A yearslong investigation by the Washington Post offers a state-by-state snapshot of the opioid crisis, mapping the flow of prescription pain pills from manufacturers and distributors to pharmacies from 2006 to 2012.
During that seven-year span, nearly 2 billion pain pills were supplied to Illinois, according to the Post’s analysis of data maintained by the Drug Enforcement Agency, which tracks the path of every legal pain pill sold in the U.S.
“I would love to say that I was surprised, but I was not,” Illinois Attorney General Kwame Raoul said of the Post’s findings. Raoul, who was elected last November, said his office is privy to such information given ongoing investigations into opioid distributors and manufacturers.
In April, Raoul’s office filed a lawsuit against Purdue Pharma, an opioid manufacturer based in Connecticut, for allegedly using deceptive marketing practices to increase prescriptions for its painkillers. “Rest assured we’re looking at far more than just Purdue and those entities are aware of it,” Raoul said, adding the number of lawsuits his office files doesn’t reflect all the work it’s doing to address the epidemic.
His predecessor, Lisa Madigan, joined a coalition of 41 attorneys general to expand investigations into opioid manufacturers and distributors, including several of those named in the Post article.
And Raoul notes the epidemic is worse than the DEA data suggests, because “many people moved on from prescriptions to illicit drug use.”
According to the Illinois Department of Public Health, more than 4,600 Illinois residents died from an opioid overdose between 2008 and 2012.
“There is not a corner of our state that’s not impacted,” said Raoul, who earlier this week wrote a letter to Congress urging the removal of federal barriers to opioid use disorder treatments.
Efforts to curb the epidemic are ongoing in the state.
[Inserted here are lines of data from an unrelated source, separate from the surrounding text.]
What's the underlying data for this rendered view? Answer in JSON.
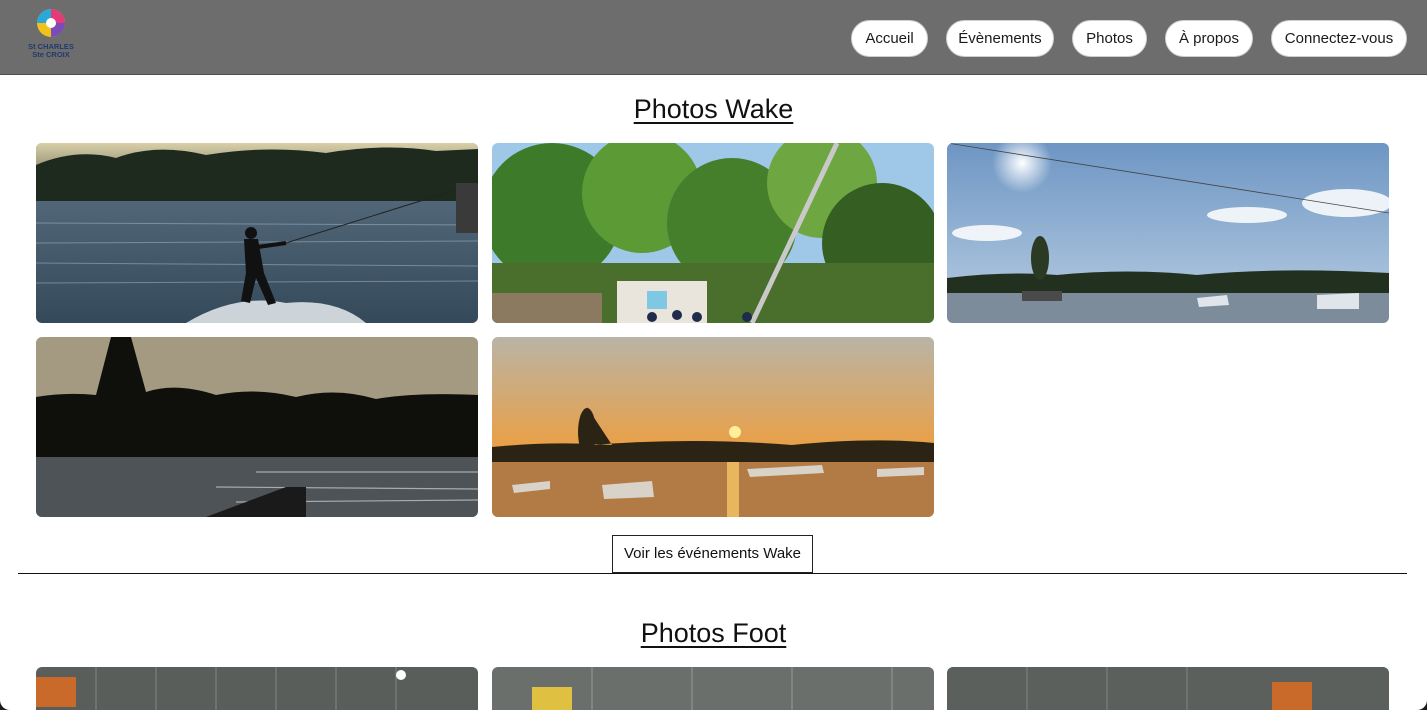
{
  "logo": {
    "line1": "St CHARLES",
    "line2": "Ste CROIX"
  },
  "nav": {
    "items": [
      {
        "label": "Accueil"
      },
      {
        "label": "Évènements"
      },
      {
        "label": "Photos"
      },
      {
        "label": "À propos"
      },
      {
        "label": "Connectez-vous"
      }
    ]
  },
  "sections": {
    "wake": {
      "title": "Photos Wake",
      "button_label": "Voir les événements Wake"
    },
    "foot": {
      "title": "Photos Foot"
    }
  },
  "colors": {
    "navbar": "#6d6d6d",
    "page_background": "#ffffff",
    "button_background": "#ffffff"
  },
  "icons": {
    "logo": "st-charles-logo-icon"
  }
}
Among them is the 2018 mandate that anyone who prescribes controlled substances in the state register with the Illinois Prescription Monitoring Program (PMP), which collects information on controlled substance prescriptions and allows prescribers and dispensers to access a patient’s prescription history.
Prescribers are actually required to view the PMP when considering prescribing opioids, but that can be burdensome for practitioners, according to the Illinois Department of Human Services. State law mandates that by 2021, PMP data must be directly incorporated into a patient’s electronic health record.
Illinois also loosened restrictions on its medical marijuana program, opening it up to anyone who would otherwise be prescribed an opioid.
Visual messaging and storytelling are also at play in the state, in addition to funding for research.
And last year, Cook County Sheriff Tom Dart launched a podcast about the opioid crisis. “Breaking Free: Dispatches from the Opioid Crisis” aims to expose the “devastating nature of opioid addiction,” according to the sheriff’s office. Since 2016, health officials at Cook County Jail have been providing at-risk inmates with an opioid overdose-reversing drug when they leave jail.
In July, the National Institute on Drug Abuse awarded the University of Chicago a five-year, $17 million grant to study how to reduce opioid addiction and overdoses in prisons and other justice settings.
“More than half of the people who use opioids end up in jail or some sort of correctional setting,” said UChicago infectious disease researcher Dr. John Schneider in a statement. “If we can engage the justice community around this problem, maybe we can make an impact.”
IDHS has been awarded more than $82 million across four federal grants to address the opioid crisis, including increasing public awareness of opioid-related problems and access to services and expanding the availability of medication-assisted treatment. In late 2017, IDHS launched a free hotline for people who use opioids and other substances. As of June 24, 2019, the hotline received 14,014 calls, according to IDHS.
Mental health services are also part of the conversation, including telehealth services. Late last month, Chicago-based Regroup Therapy demonstrated its telepsychiatry services to a number of state representatives.